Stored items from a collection

# # # # #

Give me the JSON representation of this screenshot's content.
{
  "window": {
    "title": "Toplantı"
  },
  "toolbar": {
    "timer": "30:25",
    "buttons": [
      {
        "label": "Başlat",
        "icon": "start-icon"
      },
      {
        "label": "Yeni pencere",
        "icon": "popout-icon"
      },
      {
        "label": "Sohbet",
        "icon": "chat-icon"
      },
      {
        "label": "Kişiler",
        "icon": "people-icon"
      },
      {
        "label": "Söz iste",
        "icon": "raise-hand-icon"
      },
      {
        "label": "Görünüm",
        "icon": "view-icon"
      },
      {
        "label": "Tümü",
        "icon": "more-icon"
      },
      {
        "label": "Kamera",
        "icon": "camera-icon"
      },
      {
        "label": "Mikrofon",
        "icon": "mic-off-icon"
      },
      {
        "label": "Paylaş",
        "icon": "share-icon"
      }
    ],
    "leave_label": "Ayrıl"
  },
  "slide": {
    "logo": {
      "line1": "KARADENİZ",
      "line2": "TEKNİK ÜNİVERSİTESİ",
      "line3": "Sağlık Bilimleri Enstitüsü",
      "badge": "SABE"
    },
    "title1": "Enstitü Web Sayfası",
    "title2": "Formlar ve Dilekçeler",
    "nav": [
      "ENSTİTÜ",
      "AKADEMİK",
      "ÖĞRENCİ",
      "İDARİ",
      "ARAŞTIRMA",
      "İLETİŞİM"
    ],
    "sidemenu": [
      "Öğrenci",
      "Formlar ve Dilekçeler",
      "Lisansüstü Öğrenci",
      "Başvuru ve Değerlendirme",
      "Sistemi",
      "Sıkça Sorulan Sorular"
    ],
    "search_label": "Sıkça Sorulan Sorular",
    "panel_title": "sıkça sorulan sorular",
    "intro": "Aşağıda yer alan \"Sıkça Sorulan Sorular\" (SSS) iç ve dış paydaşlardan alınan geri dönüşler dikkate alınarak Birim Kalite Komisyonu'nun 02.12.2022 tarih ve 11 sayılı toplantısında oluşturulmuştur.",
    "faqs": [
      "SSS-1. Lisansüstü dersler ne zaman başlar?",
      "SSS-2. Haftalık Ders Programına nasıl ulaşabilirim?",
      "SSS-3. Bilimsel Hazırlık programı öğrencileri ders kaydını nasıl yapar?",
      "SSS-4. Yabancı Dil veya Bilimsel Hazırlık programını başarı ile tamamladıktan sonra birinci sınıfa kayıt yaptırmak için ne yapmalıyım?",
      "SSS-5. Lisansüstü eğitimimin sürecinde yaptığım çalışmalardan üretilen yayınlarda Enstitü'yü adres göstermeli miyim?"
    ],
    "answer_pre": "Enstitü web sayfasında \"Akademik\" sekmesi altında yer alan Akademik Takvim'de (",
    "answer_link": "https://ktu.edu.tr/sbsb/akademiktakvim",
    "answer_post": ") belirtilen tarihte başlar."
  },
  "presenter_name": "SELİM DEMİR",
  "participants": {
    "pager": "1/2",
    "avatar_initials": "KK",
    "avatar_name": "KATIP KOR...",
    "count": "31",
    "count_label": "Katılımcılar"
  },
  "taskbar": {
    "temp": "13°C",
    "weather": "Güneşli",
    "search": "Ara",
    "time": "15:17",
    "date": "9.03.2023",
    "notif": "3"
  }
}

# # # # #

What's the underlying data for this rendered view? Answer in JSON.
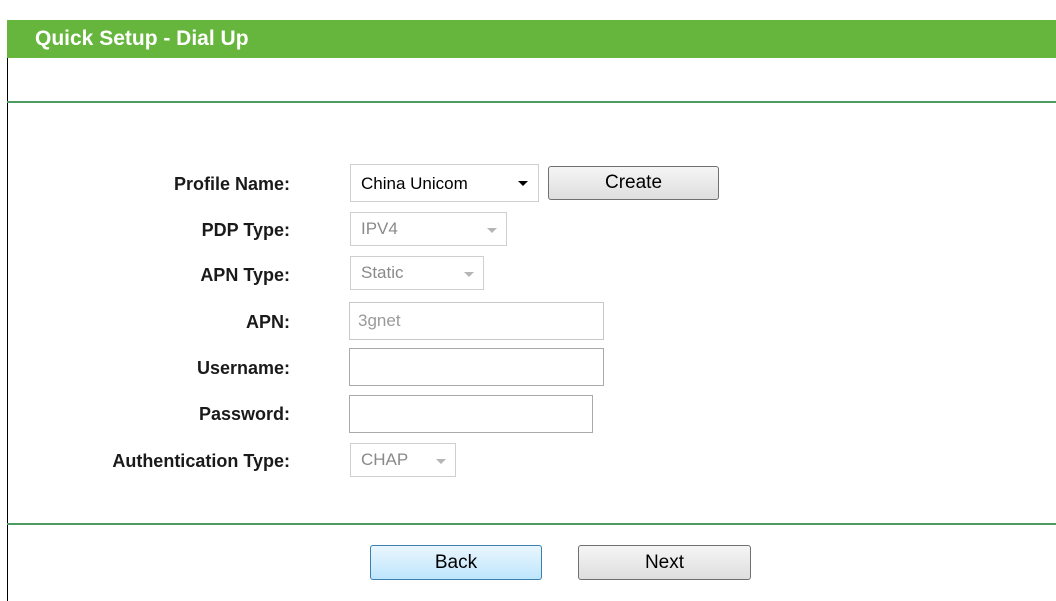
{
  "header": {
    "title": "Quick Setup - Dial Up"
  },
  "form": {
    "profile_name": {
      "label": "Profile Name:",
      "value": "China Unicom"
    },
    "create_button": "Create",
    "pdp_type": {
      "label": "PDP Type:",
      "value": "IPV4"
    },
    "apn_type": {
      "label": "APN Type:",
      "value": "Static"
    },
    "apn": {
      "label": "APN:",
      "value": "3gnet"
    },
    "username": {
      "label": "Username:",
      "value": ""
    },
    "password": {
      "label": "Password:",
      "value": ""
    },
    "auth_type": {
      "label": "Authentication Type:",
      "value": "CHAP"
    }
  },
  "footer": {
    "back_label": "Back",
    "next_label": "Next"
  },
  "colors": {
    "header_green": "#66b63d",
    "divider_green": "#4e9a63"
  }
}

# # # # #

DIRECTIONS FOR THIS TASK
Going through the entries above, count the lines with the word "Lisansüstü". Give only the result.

PROBLEM SOLUTION
3